Task requirements:
Look through the data below. Show each line where the string "errores" occurs.

Web page and app entries:
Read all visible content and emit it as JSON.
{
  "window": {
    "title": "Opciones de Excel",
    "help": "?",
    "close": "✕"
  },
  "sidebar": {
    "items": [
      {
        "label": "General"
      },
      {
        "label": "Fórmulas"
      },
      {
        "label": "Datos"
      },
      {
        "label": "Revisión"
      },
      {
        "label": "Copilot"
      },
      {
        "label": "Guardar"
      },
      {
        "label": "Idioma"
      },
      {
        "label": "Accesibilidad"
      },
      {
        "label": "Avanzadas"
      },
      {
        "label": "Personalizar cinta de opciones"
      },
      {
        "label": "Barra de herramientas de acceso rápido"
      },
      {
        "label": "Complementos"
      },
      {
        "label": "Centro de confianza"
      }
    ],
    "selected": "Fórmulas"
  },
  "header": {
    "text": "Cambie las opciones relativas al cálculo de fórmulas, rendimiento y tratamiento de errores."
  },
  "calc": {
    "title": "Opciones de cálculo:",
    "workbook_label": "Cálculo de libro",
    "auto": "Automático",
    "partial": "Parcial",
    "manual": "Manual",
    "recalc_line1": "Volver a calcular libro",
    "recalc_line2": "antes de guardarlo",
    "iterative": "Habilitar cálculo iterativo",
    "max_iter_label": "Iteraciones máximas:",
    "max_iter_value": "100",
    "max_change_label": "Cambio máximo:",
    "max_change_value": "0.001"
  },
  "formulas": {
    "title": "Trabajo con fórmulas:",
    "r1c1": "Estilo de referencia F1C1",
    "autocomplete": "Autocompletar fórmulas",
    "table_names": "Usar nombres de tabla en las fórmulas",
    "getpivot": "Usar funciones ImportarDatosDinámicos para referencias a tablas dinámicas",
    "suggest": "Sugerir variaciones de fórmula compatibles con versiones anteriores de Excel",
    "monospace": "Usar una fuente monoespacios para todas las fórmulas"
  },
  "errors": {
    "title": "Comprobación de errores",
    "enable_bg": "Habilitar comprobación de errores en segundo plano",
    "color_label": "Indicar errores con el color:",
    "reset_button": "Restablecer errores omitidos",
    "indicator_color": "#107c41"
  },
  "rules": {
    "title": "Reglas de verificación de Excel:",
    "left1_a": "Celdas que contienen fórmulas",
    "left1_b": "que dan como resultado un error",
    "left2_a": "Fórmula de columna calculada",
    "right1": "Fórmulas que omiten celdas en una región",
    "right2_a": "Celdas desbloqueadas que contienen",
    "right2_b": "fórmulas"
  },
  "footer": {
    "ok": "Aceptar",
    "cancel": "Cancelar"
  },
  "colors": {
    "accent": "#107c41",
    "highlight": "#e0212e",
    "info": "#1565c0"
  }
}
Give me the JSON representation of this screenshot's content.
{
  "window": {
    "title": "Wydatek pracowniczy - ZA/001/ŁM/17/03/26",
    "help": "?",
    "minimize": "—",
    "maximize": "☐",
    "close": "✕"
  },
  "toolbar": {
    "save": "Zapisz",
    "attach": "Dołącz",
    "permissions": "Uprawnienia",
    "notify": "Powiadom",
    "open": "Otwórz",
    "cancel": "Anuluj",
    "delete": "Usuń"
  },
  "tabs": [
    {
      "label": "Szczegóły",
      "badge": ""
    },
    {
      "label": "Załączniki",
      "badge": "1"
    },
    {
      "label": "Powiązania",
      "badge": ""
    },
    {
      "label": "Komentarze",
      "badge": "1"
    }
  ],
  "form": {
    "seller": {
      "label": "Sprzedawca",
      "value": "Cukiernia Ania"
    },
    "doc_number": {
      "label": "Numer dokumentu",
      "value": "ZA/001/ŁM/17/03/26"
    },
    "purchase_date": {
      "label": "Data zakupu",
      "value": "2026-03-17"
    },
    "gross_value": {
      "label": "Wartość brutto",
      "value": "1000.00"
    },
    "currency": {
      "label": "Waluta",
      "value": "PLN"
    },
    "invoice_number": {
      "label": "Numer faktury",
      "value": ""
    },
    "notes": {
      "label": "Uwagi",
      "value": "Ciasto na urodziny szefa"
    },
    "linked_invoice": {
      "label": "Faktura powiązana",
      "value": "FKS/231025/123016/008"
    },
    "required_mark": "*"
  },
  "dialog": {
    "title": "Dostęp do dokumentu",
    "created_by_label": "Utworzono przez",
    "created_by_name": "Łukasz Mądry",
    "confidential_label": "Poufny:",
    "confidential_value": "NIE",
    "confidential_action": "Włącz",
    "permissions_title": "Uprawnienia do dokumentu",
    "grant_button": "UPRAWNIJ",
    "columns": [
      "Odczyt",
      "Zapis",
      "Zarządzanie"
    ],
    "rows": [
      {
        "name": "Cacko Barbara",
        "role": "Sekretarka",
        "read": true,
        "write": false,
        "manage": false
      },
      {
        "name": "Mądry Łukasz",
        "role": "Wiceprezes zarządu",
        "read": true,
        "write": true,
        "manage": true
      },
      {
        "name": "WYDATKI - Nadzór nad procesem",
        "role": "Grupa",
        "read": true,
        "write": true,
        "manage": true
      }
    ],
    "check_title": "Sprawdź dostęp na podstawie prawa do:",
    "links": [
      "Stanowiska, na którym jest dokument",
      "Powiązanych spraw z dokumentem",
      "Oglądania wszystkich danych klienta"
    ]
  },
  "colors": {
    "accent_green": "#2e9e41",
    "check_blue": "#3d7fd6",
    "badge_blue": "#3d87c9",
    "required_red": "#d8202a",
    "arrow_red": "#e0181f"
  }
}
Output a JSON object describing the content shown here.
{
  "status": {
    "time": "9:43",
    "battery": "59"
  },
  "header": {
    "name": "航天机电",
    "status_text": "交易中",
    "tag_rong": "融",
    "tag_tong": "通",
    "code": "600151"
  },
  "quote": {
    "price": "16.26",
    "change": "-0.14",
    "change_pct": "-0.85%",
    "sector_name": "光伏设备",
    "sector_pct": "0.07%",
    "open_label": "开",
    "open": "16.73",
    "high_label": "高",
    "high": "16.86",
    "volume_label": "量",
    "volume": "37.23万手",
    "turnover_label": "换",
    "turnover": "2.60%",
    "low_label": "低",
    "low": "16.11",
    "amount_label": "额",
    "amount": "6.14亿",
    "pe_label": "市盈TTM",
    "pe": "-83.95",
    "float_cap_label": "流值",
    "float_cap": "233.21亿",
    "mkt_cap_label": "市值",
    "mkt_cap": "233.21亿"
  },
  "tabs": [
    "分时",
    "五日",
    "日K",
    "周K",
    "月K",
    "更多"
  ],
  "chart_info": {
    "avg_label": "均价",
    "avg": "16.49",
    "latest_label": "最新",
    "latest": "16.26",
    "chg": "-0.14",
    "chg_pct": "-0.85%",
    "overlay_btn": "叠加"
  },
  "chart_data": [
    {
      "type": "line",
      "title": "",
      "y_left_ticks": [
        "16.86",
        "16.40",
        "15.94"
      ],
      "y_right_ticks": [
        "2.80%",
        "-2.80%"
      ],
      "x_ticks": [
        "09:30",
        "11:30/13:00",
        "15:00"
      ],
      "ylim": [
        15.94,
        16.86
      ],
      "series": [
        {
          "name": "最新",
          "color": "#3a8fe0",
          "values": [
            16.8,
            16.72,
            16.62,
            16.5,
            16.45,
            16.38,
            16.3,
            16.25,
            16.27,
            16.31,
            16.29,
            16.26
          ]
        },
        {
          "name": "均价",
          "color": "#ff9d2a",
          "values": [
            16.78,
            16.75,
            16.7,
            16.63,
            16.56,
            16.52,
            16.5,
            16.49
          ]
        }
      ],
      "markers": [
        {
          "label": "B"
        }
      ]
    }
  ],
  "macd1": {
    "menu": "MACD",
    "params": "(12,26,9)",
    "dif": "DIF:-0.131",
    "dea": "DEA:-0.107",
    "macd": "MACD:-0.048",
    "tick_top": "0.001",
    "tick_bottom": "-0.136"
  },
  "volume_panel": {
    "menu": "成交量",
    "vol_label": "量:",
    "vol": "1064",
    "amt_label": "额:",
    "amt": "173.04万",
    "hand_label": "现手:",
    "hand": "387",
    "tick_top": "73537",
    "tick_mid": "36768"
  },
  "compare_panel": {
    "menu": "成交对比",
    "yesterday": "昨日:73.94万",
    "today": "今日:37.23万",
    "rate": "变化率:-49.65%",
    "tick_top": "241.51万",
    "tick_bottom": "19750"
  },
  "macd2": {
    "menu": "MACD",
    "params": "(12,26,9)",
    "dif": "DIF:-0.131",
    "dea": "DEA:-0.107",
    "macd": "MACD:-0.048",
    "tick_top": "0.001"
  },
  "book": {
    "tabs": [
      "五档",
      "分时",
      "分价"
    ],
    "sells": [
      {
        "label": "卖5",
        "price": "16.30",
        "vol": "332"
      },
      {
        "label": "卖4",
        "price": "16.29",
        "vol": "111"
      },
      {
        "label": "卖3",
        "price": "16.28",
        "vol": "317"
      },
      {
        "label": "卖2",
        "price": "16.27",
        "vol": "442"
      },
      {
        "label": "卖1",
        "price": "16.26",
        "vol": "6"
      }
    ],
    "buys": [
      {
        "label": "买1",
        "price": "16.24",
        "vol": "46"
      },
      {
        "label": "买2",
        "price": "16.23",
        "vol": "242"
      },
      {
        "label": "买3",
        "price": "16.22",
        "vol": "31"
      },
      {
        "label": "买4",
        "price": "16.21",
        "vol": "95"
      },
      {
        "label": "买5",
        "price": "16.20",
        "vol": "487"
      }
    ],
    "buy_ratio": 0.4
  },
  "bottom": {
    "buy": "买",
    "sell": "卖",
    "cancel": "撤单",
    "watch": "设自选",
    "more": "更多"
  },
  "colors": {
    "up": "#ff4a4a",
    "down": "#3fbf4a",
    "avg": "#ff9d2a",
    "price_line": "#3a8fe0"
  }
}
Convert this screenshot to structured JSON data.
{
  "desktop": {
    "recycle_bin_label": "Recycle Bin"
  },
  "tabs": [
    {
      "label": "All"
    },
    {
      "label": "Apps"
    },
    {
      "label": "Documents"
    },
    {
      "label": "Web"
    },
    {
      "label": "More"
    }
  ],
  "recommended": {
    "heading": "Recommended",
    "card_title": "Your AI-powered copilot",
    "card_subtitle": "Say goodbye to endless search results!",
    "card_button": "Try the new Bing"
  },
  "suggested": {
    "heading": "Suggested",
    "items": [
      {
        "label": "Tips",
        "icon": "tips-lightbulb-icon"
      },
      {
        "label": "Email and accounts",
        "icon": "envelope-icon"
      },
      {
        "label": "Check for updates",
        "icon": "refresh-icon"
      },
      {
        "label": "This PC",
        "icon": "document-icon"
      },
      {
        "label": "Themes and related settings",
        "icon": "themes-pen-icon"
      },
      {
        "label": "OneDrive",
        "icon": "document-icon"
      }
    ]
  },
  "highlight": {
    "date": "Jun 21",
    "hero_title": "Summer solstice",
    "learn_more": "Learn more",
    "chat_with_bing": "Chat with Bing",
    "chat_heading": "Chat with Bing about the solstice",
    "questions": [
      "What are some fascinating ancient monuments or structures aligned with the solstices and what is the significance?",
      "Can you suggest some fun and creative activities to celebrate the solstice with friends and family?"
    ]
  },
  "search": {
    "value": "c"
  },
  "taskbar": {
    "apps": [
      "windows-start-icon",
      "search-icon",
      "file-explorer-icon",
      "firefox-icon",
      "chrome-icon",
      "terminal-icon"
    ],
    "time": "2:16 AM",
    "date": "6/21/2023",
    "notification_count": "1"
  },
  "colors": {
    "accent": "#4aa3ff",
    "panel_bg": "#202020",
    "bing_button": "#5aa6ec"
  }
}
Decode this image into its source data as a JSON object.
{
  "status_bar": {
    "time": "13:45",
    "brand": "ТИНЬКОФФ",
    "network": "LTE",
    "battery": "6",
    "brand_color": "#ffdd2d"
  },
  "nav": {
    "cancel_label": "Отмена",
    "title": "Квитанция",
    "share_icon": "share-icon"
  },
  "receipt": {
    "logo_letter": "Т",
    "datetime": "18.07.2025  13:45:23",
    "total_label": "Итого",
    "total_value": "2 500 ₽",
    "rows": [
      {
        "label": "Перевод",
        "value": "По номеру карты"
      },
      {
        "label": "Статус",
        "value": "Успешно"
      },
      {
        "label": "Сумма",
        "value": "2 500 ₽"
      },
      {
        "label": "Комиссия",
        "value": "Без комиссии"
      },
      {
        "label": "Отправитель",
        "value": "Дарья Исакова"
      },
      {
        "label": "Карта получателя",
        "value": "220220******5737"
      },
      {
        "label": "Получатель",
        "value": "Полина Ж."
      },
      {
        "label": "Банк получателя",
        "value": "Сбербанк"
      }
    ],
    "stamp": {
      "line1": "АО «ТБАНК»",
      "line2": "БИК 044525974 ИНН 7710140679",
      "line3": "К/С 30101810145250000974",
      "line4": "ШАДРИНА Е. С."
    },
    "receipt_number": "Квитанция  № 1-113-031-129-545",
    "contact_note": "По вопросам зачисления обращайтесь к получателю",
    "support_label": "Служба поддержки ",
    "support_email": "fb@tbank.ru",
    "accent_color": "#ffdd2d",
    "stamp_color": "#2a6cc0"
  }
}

Final answer:
    "text": "Cambie las opciones relativas al cálculo de fórmulas, rendimiento y tratamiento de errores."
    "title": "Comprobación de errores",
    "enable_bg": "Habilitar comprobación de errores en segundo plano",
    "color_label": "Indicar errores con el color:",
    "reset_button": "Restablecer errores omitidos",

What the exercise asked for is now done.